Source: Bureau of Economic Analysis and author's calculations.
As can be seen consumption as a share of disposable income is well above the level of the 60s, 70s, 80s, and even the 90s prior to the point where the stock bubble led to a consumption boom in the late 90s. If anything, we should be asking why consumption is so high, not why it is low. (Adjusted disposable income refers to the statistical discrepancy in the national income accounts.) In short, the underwater homeowner story is an explanation for a mystery that does not exist.
6---Keynes, Chuck Braman.com
Written during the height of the depression, it offered a new explanation of the depression and the unemployment that plagued it. In addition to its timing, however, Keynes’ new theory probably also appealed to economists because it provided an alternative to the traditionally held view that unemployment can and should be eliminated by a drop in wage rates.
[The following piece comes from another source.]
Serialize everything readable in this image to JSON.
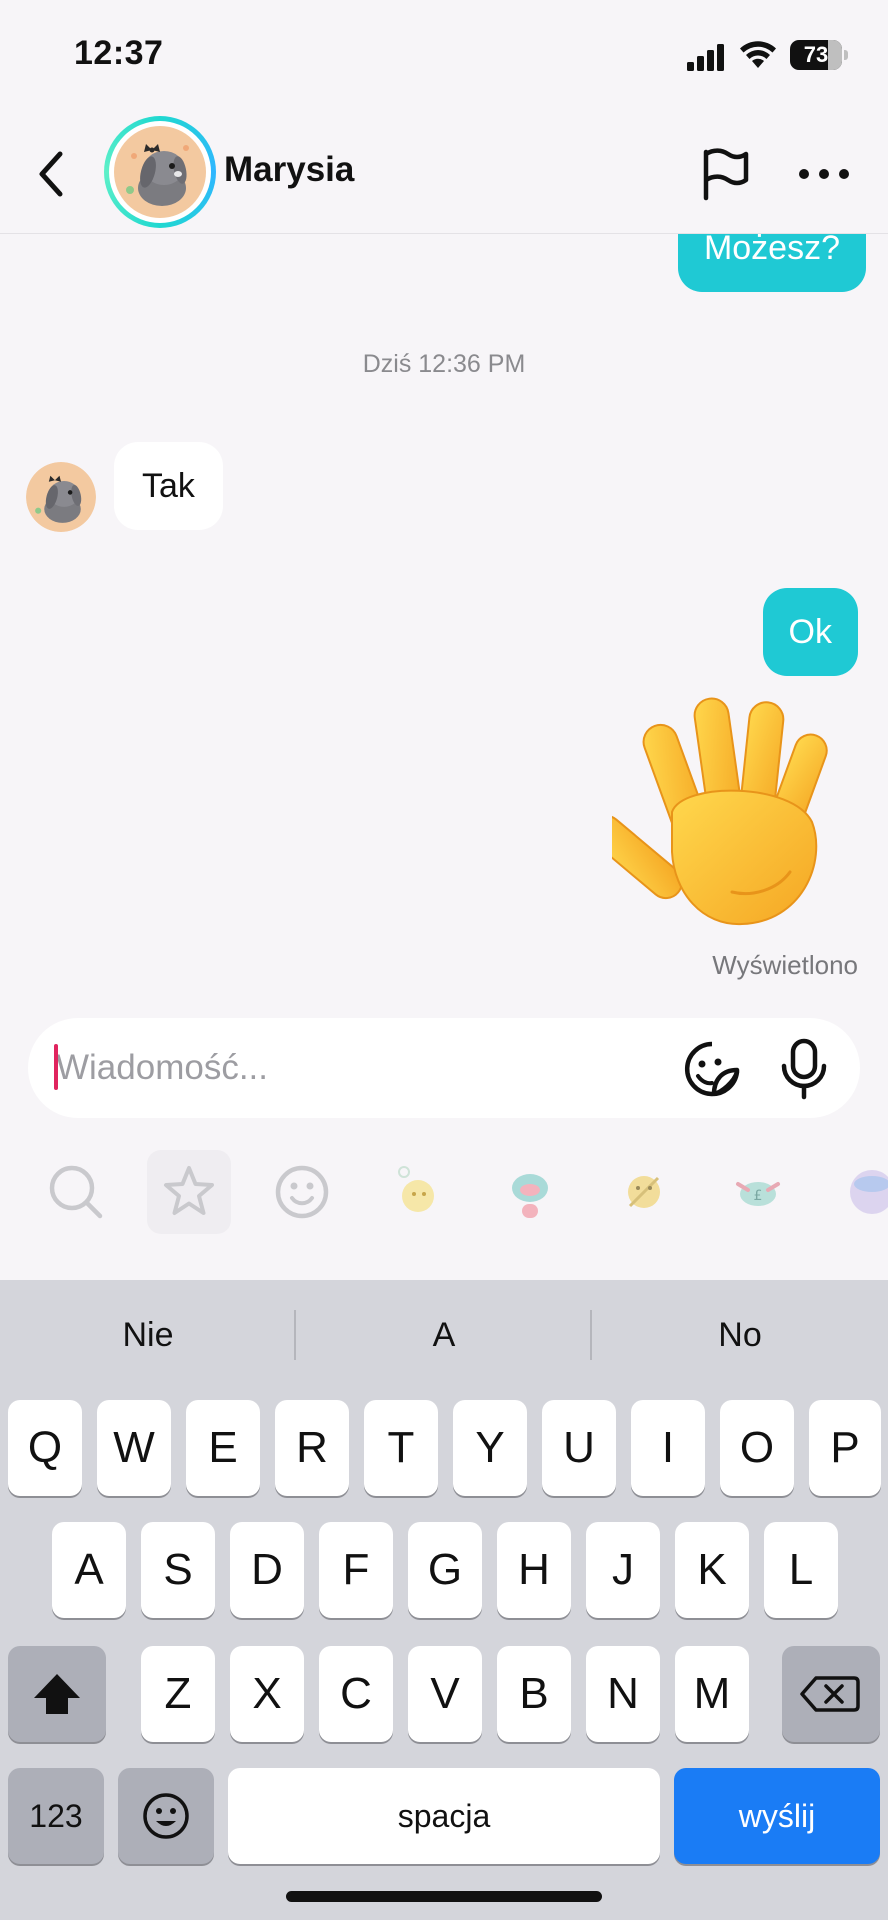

Keynes alternative was politically and socially much more palatable to the intelligentsia, because the majority of the intelligentsia held the conclusion, claimed by the Marxist exploitation theory, that wages tend toward the minimum level required to maintain the subsistence of the workers. Thus, for economists to advocate that wages fall yet lower placed them in a seemingly morally indefensible position. Keynes new theory, on the other hand, conveyed a politically much more palatable solution to unemployment: according to Keynes, the solution to unemployment was a growth in government spending. The particular form of government spending advocated by Keynes was for the government to purposely adopt a policy of budget deficits; this he called “fiscal policy.”
7---Pam Martens on "wealth concentration", Wall Street on Parade
A study conducted by Edward N. Wolff for the Levy Economics Institute of Bard College in March 2010 made the following findings:
The richest 1 percent received over one-third of the total gain in marketable wealth over the period from 1983 to 2007. The next 4 percent also received about a third of the total gain and the next 15 percent about a fifth, so that the top quintile collectively accounted for 89 percent of the total growth in wealth, while the bottom 80 percent accounted for 11 percent.
Debt was the most evenly distributed component of household wealth, with the bottom 90 percent of households responsible for 73 percent of total indebtedness.
Wealth concentration in too few hands while the general populace is saddled with too much debt to buy the goods and services produced by the corporations, is a replay of the conditions leading to the crash of 1929 and the ensuing Great Depression.
Writing in his book, “The Worldly Philosophers,” Robert Heilbroner explained the situation leading up to the depression of the 1930s:
“The national flood of income was indubitably imposing in its bulk, but when one followed its course into its millions of terminal rivulets, it was apparent that the nation as a whole benefited very unevenly from its flow. Some 24,000 families at the apex of the social pyramid received a stream of income three times as large as 6 million families squashed at the bottom — the average income of the fortunate families was 630 times the average income of the families at the base…And then there was the fact that the average American had used his prosperity in a suicidal way; he had mortgaged himself up to his neck, had extended his resources dangerously under the temptation of installment buying, and then had ensured his fate by eagerly buying fantastic quantities of stock – some 300 million shares, it is estimated – not outright, but on margin, that is, on borrowed money.”
In both eras, Wall Street ceased being an allocator of capital to worthy enterprises and became an institutionalized system of rigged wealth transfer.